Supplied records
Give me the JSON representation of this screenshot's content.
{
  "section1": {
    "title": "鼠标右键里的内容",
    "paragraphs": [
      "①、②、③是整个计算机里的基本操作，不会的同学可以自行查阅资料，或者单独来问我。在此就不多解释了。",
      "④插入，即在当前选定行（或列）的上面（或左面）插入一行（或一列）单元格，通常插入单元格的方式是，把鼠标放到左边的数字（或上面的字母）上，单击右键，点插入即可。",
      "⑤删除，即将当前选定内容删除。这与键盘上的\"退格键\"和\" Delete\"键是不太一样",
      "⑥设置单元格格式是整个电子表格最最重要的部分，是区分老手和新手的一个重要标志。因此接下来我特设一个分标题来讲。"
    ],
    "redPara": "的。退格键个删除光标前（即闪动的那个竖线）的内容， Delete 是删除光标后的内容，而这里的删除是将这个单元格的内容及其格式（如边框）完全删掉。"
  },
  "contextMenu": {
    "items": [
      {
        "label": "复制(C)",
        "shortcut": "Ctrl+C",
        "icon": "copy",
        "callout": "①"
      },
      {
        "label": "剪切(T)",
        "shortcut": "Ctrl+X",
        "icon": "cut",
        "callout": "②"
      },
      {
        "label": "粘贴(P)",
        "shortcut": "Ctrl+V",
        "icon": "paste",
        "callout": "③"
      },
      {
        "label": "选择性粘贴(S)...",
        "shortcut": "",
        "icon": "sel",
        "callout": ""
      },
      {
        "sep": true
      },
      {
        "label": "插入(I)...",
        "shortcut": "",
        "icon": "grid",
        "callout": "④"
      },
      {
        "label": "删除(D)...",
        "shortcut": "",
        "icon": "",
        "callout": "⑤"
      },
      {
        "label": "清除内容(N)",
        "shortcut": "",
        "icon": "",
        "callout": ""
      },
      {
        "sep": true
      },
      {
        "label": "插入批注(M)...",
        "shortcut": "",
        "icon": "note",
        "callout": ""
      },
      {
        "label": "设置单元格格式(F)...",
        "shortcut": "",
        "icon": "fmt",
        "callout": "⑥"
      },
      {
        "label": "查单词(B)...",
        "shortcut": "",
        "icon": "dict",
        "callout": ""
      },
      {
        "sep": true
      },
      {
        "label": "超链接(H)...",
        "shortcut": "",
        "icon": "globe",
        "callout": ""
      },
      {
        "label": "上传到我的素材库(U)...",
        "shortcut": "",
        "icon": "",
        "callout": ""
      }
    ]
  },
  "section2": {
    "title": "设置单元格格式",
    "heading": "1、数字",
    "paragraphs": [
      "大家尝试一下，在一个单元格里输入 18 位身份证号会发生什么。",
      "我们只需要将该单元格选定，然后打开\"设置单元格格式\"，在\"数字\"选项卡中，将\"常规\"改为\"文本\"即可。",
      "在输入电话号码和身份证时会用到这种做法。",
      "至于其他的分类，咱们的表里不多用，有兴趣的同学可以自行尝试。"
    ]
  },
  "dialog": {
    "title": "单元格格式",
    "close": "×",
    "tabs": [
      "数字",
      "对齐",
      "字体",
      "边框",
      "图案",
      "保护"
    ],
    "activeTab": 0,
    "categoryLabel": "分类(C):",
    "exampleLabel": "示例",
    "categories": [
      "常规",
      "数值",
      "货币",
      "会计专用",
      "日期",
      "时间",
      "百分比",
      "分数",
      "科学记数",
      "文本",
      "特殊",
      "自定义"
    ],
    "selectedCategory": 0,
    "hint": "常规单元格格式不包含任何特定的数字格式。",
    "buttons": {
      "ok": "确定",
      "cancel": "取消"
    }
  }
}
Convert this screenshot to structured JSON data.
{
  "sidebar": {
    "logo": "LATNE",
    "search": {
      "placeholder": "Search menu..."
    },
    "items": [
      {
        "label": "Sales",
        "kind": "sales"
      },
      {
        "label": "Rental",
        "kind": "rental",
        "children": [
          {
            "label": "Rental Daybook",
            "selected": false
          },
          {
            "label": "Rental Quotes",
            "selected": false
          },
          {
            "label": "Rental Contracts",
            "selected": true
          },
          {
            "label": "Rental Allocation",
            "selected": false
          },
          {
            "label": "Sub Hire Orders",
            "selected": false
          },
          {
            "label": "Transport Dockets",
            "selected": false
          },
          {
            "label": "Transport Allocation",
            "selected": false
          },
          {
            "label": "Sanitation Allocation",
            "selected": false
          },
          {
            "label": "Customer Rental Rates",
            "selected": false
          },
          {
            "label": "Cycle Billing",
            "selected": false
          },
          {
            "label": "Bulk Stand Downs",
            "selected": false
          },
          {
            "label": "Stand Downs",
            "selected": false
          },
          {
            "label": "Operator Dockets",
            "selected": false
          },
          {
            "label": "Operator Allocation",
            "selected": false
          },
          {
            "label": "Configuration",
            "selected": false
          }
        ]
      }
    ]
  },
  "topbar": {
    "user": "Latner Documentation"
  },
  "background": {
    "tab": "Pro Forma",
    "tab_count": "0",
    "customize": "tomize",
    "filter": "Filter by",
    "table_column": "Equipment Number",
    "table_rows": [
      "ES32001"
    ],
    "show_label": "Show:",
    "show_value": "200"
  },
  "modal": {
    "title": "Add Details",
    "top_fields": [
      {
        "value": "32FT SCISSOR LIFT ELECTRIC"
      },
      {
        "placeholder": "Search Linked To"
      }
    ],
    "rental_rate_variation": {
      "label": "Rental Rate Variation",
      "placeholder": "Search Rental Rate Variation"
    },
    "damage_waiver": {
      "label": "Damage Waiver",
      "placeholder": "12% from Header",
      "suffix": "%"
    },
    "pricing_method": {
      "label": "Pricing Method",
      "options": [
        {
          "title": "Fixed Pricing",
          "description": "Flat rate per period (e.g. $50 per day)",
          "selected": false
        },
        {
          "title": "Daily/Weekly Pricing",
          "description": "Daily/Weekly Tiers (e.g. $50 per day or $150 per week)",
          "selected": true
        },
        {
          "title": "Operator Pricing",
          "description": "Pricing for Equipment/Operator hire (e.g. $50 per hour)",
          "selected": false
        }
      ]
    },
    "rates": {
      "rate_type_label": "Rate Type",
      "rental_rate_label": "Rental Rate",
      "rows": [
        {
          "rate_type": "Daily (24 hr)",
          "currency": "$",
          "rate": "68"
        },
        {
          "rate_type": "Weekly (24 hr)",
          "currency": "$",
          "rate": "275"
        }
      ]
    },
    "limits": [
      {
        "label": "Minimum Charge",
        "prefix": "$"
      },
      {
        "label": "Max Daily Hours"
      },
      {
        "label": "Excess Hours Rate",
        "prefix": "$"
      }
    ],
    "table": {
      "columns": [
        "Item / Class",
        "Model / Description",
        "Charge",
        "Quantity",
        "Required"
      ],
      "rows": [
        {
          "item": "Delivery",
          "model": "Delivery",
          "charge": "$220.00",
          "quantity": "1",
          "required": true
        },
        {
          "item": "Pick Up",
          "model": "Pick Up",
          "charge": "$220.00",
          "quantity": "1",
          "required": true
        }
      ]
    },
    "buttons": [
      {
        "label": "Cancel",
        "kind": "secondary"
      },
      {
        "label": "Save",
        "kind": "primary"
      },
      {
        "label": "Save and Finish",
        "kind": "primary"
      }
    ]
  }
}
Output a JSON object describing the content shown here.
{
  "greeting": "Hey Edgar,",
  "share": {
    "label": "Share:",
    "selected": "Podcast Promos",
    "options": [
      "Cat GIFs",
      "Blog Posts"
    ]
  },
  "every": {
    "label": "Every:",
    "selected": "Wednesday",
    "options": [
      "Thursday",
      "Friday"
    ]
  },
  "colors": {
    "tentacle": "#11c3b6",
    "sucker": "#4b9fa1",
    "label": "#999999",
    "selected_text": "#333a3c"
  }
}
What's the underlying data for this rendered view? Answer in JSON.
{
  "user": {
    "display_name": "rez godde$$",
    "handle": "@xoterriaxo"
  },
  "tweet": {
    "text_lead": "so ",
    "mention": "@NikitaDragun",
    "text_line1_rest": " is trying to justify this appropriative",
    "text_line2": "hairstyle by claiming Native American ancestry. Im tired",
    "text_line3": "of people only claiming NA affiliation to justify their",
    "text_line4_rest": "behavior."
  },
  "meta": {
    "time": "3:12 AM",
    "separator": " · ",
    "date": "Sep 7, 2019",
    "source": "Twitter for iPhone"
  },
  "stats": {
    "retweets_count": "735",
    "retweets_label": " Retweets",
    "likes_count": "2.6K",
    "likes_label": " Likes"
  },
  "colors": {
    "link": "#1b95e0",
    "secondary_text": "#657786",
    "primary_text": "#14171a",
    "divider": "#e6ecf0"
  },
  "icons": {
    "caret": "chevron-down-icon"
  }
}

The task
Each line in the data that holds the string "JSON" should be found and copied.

Response to this exercise
Give me the JSON representation of this screenshot's content.
Convert this screenshot to structured JSON data.
Output a JSON object describing the content shown here.
What's the underlying data for this rendered view? Answer in JSON.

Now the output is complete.